A ruptured biceps tendon occurs when the long head of the biceps muscle is pulled from its attachment in the shoulder or the elbow. This often happens in older adults with a long history of shoulder impingement. Often, the injury is the result of a trivial event such as lifting a heavy item or an episode of a jerking motion while the biceps is flexed. It is uncommon in young adults unless they are active in weight lifting or throwing sports such as baseball.
With a biceps tendon rupture, patients notice a deformity of the biceps muscle with what usually appears as a bulge in the arm. This injury is commonly accompanied by a loud snapping sound, resulting in bruising at forearm or elbow. Patients often report difficulty turning doorknobs, weakness in lifting items, or pain with twisting motions of the wrist.
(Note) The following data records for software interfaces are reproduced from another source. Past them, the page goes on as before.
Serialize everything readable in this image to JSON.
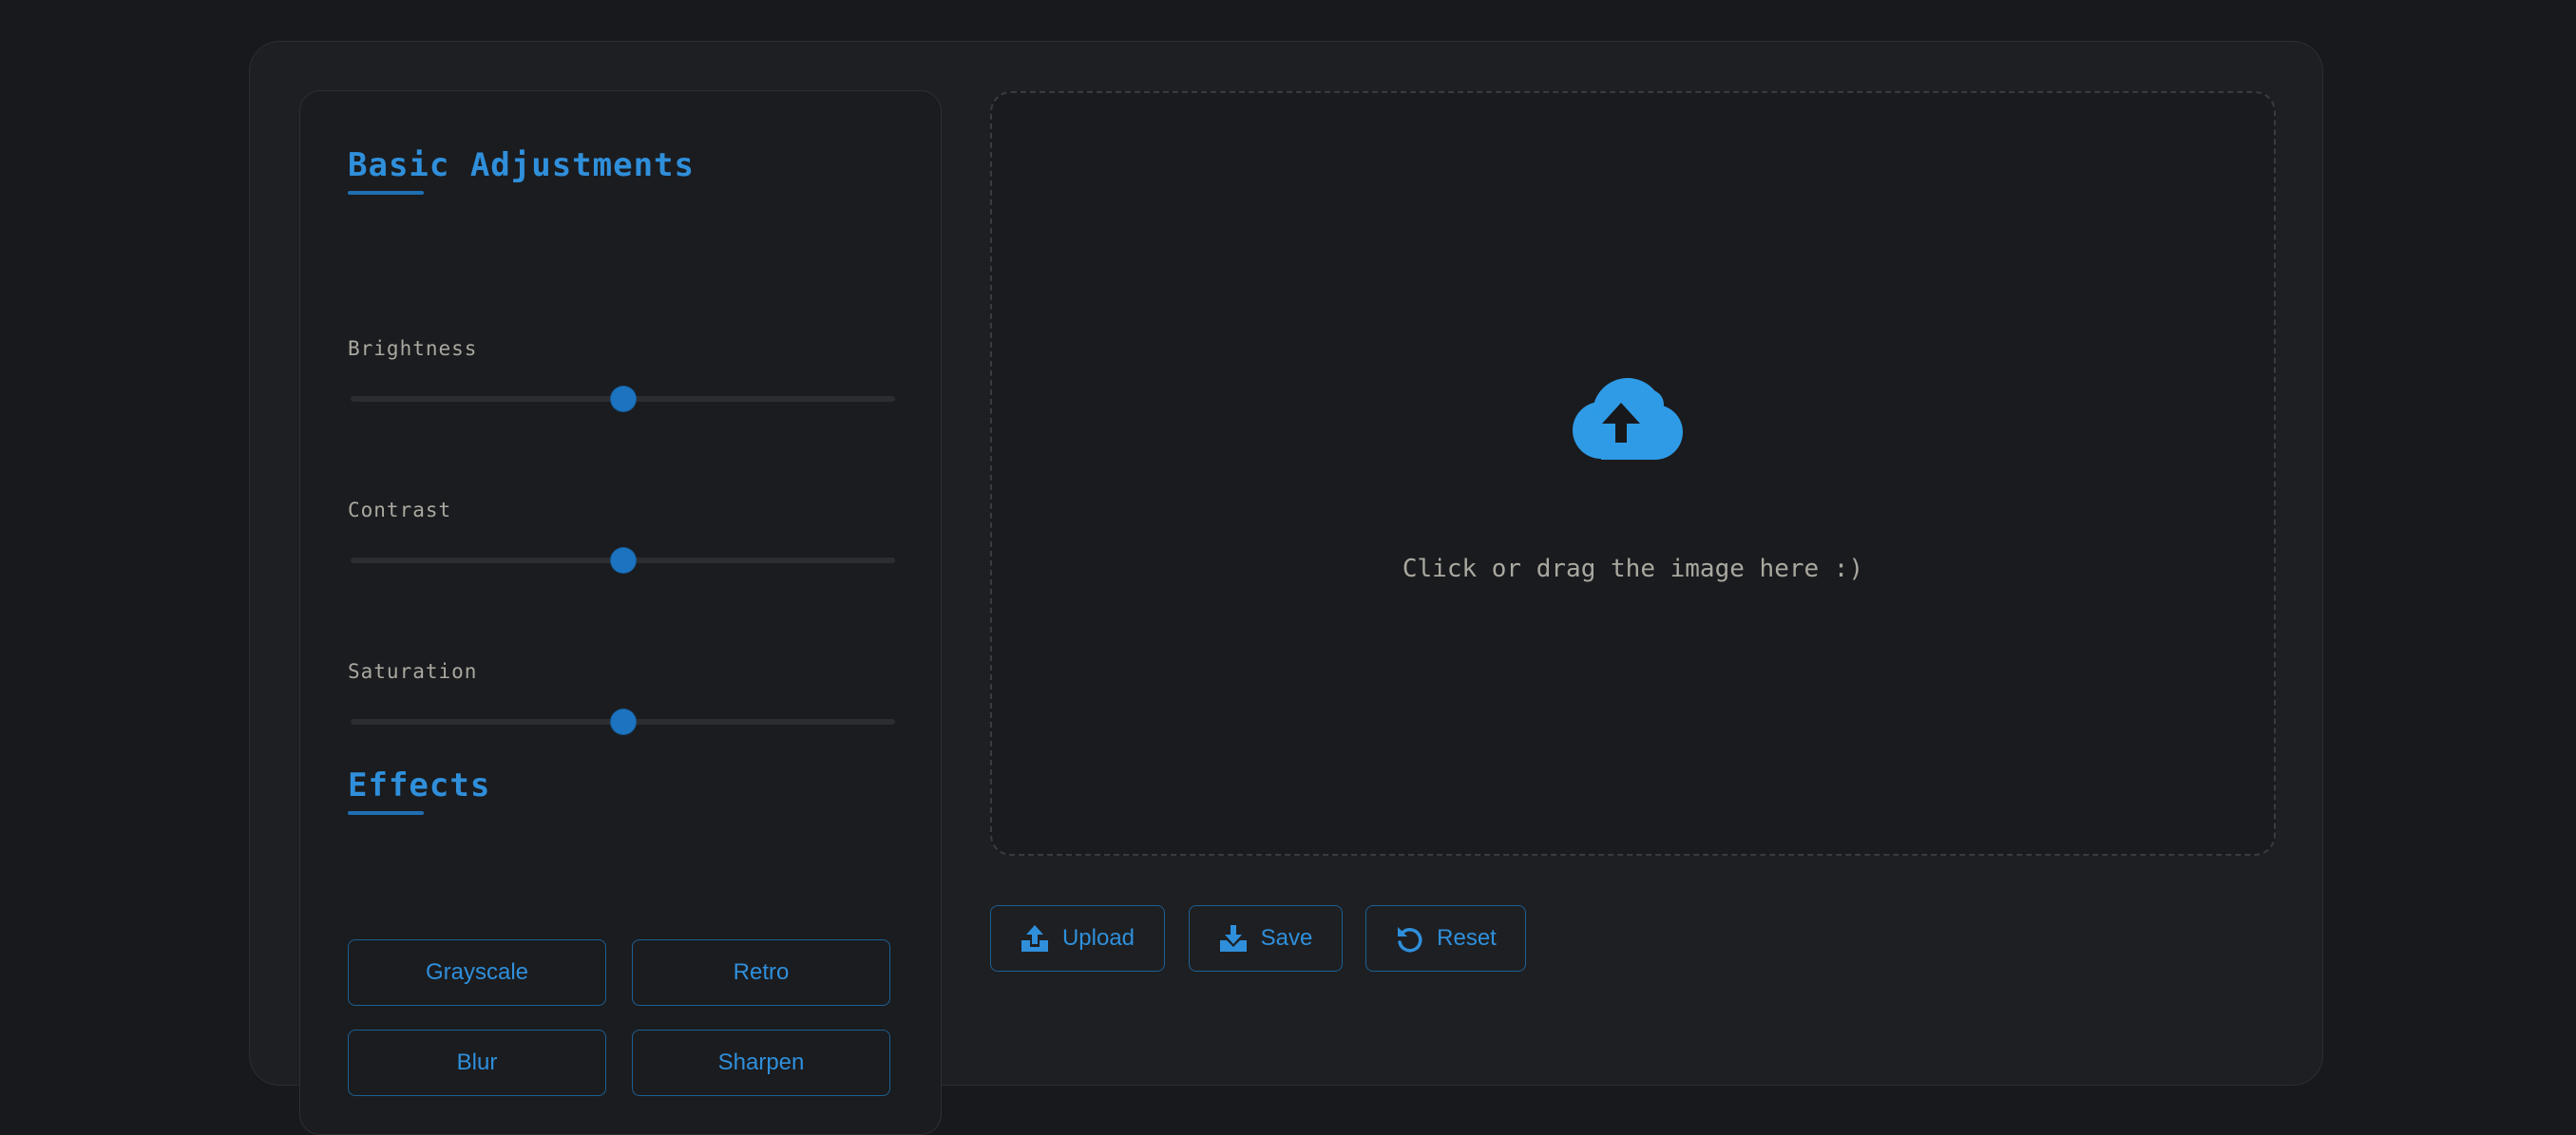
{
  "colors": {
    "background": "#18191c",
    "panel": "#1e1f22",
    "accent": "#2f8fdb",
    "slider_thumb": "#1c74c1",
    "muted_text": "#a9a8a0"
  },
  "sidebar": {
    "basic_title": "Basic Adjustments",
    "sliders": [
      {
        "label": "Brightness",
        "value": 0.5
      },
      {
        "label": "Contrast",
        "value": 0.5
      },
      {
        "label": "Saturation",
        "value": 0.5
      }
    ],
    "effects_title": "Effects",
    "effects": [
      "Grayscale",
      "Retro",
      "Blur",
      "Sharpen"
    ]
  },
  "dropzone": {
    "icon": "cloud-upload-icon",
    "text": "Click or drag the image here :)"
  },
  "actions": [
    {
      "label": "Upload",
      "icon": "upload-icon"
    },
    {
      "label": "Save",
      "icon": "download-icon"
    },
    {
      "label": "Reset",
      "icon": "reset-icon"
    }
  ]
}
An MRI (magnetic resonance imaging) is often ordered to confirm a ruptured tendon. Biceps tendon ruptures that occur at the shoulder do not require surgery, but some people prefer to have them repaired to correct the cosmetic deformity. Those with a biceps tendon rupture at the elbow attachment will need to undergo surgical repair and reattachment. Patients can lose approximately 10% of elbow flexion and have decreased forearm strength if not treated surgically. For example, it may be difficult to perform motions like using a screwdriver.